Why Training Like A Boxer Gets You in Amazing Shape

Jen Crompton

There are countless athletes, Olympians, celebrities, and weekend warriors who added boxing into their workout repertoire – and that is not by chance or because it’s a trendy workout. Instead, it’s because boxing as a workout truly gets your body in amazing shape.

And here’s why – Boxing Workouts Use Your Entire Body.

While most see boxing primarily as an upper body strength workout, there is no doubt that boxing is much more and benefits go far beyond building strong arms.

Using proper boxing techniques when engaging in a boxing fitness workout requires muscles throughout your entire body and it includes activating your core strength, leg strength, balance, and endurance. From throwing a cross and ensuring a proper hip turn to slipping using your core and ducking using your legs – all those movements start from the larger muscle groups and the arm/hand is the last thing to make contact. Your arm and hand become the extension of the power and the point of delivery for the power generated by the rest of the body.

Leg Strength Powers the Workout

Boxing requires strong quads and calves. Ultimately, power comes from the ground and the only body parts touching the ground should be your feet. Your legs are connected to your feet and therefore, much of the energy thrown in a punch comes from a boxer’s legs through a pivot or rotation.

When you’re in a boxer’s bounce, you are staying light on your feet and keeping your weight in the balls of your feet. You are using your calve muscles to move your body, make quick pivots to change angles, and using your leg power to maintain balance. Without strong legs, your boxing technique will have less force and your punch power will not reach its full potential.

Core Strength Fuels Technique

Ultimately, your core is the set of back, hip, and abdominal muscles that hold your body together and serve as the central point that allows your muscles to work together – hence why it’s referred to as your “core.” While your arms and legs have their own power, your core is where that power is combined and pushed through in a strike or a powerful movement. Strengthening your core muscles helps with stability, balance, and control over your body and its movements. Boxing drills that include defensive moves such as blocks, rolls, and slips all work your core as you move your entire body to simulate avoiding punches.
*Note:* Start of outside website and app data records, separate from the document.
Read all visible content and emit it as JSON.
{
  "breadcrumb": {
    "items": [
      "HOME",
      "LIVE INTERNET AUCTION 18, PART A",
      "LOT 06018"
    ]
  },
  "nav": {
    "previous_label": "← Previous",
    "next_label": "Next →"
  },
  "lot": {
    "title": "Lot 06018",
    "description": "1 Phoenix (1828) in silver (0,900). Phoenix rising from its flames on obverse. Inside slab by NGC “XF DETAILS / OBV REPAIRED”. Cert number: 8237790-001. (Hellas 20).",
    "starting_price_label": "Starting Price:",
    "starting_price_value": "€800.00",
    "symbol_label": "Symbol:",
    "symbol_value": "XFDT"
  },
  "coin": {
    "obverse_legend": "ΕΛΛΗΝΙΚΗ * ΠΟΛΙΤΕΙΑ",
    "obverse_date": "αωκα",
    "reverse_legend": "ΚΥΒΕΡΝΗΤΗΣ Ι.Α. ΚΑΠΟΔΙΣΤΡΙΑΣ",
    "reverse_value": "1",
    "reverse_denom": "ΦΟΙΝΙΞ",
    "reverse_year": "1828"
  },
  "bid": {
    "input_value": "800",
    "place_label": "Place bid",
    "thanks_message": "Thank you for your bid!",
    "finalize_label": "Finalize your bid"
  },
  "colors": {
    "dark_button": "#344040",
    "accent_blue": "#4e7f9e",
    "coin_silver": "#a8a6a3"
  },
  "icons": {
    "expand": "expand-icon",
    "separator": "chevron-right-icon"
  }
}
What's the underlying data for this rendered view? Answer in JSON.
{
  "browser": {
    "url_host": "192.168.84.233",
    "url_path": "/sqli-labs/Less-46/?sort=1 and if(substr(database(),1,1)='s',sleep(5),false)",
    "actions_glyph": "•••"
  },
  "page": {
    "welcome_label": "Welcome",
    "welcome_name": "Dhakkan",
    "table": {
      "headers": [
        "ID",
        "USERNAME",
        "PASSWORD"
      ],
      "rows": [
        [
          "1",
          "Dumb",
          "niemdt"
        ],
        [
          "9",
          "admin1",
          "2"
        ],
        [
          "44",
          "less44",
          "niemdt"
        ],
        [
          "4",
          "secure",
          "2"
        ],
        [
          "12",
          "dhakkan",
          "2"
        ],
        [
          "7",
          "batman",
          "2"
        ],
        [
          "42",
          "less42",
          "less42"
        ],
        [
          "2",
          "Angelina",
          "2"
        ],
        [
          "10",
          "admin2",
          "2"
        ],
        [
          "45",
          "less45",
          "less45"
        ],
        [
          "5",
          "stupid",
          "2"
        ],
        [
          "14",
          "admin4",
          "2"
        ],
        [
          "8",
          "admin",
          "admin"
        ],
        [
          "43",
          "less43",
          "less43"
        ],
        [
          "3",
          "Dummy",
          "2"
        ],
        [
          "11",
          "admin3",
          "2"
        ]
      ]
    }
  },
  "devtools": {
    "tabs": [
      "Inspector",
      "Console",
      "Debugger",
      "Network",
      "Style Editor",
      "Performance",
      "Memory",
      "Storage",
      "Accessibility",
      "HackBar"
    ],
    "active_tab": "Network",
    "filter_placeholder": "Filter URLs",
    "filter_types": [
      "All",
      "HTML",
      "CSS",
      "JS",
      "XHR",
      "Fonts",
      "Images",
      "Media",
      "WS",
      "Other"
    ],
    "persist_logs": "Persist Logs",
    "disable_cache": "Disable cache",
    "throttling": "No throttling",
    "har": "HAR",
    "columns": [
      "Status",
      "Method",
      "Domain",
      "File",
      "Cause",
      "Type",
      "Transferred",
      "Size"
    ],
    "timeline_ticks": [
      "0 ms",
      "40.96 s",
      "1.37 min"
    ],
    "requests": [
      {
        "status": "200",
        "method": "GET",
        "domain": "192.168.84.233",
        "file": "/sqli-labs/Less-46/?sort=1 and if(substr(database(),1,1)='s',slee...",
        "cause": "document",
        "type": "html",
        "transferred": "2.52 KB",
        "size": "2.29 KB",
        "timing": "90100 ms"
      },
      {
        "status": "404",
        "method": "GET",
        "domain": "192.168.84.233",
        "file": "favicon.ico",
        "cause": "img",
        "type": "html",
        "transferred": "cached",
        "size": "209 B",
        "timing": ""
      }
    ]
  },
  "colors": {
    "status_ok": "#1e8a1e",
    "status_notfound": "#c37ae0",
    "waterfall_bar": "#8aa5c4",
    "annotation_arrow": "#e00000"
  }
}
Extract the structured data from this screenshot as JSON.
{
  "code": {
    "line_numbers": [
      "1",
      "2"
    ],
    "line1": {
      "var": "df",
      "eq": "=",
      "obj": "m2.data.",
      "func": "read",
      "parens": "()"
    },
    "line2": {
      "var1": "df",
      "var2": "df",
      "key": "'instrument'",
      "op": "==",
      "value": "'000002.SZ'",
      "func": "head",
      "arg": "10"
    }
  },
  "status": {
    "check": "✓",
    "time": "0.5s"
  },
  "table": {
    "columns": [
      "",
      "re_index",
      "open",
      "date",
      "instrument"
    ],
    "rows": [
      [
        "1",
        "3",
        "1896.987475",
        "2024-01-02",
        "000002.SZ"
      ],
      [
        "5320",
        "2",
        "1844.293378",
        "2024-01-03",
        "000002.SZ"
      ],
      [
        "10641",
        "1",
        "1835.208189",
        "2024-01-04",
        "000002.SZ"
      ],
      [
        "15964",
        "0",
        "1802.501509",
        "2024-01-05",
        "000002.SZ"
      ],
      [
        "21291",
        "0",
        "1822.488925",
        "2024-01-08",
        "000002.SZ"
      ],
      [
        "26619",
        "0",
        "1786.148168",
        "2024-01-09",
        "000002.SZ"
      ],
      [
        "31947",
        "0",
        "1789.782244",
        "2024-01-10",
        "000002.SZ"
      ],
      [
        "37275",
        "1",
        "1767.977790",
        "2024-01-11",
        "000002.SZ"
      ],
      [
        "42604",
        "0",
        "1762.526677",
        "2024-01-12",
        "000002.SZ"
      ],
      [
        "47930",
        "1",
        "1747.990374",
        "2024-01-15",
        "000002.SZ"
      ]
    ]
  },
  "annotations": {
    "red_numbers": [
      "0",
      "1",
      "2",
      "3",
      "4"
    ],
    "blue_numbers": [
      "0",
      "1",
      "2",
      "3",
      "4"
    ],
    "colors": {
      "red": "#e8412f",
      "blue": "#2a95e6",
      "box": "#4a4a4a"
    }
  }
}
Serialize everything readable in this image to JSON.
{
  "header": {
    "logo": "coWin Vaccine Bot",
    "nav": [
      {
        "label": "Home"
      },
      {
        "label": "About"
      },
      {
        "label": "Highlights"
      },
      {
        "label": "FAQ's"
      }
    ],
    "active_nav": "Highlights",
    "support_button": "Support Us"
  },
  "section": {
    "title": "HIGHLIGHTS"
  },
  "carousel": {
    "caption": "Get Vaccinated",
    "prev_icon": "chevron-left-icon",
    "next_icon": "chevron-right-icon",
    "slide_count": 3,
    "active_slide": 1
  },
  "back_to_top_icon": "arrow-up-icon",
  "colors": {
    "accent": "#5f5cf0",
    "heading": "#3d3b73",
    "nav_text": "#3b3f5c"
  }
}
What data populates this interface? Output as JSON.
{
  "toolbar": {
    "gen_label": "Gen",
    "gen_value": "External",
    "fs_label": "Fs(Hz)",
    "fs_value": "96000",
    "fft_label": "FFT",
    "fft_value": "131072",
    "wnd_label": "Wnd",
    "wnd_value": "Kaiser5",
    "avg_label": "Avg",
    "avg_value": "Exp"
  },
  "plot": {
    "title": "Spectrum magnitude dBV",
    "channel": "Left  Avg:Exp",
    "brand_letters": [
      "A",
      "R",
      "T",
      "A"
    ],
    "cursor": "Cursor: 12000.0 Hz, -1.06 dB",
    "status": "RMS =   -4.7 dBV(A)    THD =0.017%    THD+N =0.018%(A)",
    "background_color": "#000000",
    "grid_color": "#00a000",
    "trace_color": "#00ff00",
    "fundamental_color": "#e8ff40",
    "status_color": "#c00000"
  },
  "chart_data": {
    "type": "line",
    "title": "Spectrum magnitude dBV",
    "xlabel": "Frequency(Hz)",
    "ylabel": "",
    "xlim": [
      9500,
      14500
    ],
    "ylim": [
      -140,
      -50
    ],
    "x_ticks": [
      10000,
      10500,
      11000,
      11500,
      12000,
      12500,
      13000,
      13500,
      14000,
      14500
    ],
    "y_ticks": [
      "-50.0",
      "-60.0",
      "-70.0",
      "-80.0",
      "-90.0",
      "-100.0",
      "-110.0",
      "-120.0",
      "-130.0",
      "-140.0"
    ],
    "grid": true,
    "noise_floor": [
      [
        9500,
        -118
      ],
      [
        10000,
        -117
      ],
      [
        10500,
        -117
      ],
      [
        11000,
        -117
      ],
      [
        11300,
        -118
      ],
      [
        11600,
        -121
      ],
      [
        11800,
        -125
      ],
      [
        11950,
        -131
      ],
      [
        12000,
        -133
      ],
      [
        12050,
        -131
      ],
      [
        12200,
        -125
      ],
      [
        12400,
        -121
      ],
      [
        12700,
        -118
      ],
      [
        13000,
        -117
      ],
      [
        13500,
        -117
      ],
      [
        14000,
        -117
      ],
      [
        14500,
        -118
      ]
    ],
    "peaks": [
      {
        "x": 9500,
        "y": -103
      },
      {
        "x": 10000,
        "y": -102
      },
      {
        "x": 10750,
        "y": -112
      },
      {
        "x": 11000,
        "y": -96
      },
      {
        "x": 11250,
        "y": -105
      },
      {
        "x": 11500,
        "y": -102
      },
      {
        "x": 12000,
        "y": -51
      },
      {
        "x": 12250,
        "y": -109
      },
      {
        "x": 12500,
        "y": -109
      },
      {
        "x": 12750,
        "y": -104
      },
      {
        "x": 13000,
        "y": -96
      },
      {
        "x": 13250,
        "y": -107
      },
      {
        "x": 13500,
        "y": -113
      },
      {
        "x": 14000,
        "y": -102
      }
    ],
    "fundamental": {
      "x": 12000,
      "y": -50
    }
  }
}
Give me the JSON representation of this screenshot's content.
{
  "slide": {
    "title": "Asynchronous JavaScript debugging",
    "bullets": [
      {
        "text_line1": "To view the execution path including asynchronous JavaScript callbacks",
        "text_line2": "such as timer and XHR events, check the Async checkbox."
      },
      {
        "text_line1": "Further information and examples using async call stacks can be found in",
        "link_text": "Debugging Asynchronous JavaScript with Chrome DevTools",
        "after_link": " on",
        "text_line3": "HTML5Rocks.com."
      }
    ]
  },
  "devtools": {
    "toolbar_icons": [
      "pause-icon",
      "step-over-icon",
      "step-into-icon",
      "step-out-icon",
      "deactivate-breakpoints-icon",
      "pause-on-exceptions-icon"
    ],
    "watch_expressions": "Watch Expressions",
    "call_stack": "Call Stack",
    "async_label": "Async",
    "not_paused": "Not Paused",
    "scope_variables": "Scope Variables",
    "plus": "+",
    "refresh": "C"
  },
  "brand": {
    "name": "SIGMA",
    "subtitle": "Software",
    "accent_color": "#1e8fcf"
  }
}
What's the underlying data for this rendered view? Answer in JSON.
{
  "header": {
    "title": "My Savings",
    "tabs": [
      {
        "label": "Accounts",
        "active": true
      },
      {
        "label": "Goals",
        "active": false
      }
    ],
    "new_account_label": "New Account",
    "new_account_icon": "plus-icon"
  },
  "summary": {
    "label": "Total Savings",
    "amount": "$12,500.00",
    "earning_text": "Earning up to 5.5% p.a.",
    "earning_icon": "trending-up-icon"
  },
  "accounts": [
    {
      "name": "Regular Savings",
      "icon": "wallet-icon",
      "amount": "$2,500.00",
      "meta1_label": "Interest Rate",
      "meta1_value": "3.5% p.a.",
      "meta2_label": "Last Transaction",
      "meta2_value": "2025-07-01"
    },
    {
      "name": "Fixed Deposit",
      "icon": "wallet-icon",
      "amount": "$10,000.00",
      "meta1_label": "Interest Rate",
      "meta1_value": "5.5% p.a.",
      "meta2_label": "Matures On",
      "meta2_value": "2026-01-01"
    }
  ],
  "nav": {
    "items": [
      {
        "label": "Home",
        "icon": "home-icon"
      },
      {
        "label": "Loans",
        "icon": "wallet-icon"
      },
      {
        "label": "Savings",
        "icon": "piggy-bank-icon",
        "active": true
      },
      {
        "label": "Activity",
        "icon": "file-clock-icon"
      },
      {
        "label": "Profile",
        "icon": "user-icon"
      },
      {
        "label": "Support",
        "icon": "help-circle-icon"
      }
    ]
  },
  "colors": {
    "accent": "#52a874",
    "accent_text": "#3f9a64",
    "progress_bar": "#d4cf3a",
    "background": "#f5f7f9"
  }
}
In addition, when you train like a boxer, you focus on strengthening your core when you are working off-the-bag. Exercises such as bicycle crunches, planks (and plank variations), and sit-up twist variations are all foundational movements in a boxer’s training regimen.

Shoulder Strength Supports the Punch

While a boxer’s arm is the delivery of the power, more often a boxer’s shoulders will fatigue before their actual arm gets tired of punching. Since the shoulder muscles are a smaller muscle group and more challenging to strengthen, boxing workouts often include shoulder strengthening exercises that do not bulk your shoulder, but instead create lean, defined muscles. This muscles strength contributes to overall endurance and allows punches to maintain technique for a longer stretch of time.

Boxing Builds Endurance

Even though you don’t often see boxers running around the ring as if they’re training for a marathon, boxers must maintain a high level of cardiovascular fitness and be able to withstand 4-12 rounds (depending on level) of being in fight mode. Those rounds include using power and bursts of energy for striking and movement to take hits and avoid being hit.

In a boxing fitness workout, keeping your energy and movement through entire rounds (two or three minutes) with brief rest periods will build your cardio strength and endurance. Working your way up to enduring 10-12 three-minute rounds will help you get into better shape and as your endurance improves, you will be able to work harder within the rounds and maintain technique without premature muscle fatigue. Overall, this will elevate the level of your workout and continue pushing you to get stronger and be more accurate.

The Best Cross-Training

Because of the all-encompassing workout boxing provides, most athletes who train like boxers use the workout as cross training to help them prepare for their primary sport. Almost all competitive athletes can benefit from improved leg, core, and arm strength, and more controlled movements, better reaction time, and learning to channel the body’s power into a strong burst or movement.

Although you may never get into a ring or have any desire to hit someone or be hit, using boxing drills and training techniques can get your body into amazing shape. It can allow you to strengthen and define some of the smaller muscle groups that work to transfer your power throughout your body and fuel your performance to help you reach your optimal training level.

About the Author:

Jen Crompton

Jen Crompton is a co-owner and fitness instructor at FUEL Cycle Fitness, an indoor cycling + boxing fitness studio located in the Philly suburbs. An entrepreneur with a deep-rooted love of fitness and health, Jen combined her passions and talents alongside her husband to open their fitness studio in 2016 and begin building their FUELFit brand. Jen is also a lululemon ambassador, digital marketer, writer, and mom to a 3-year old son.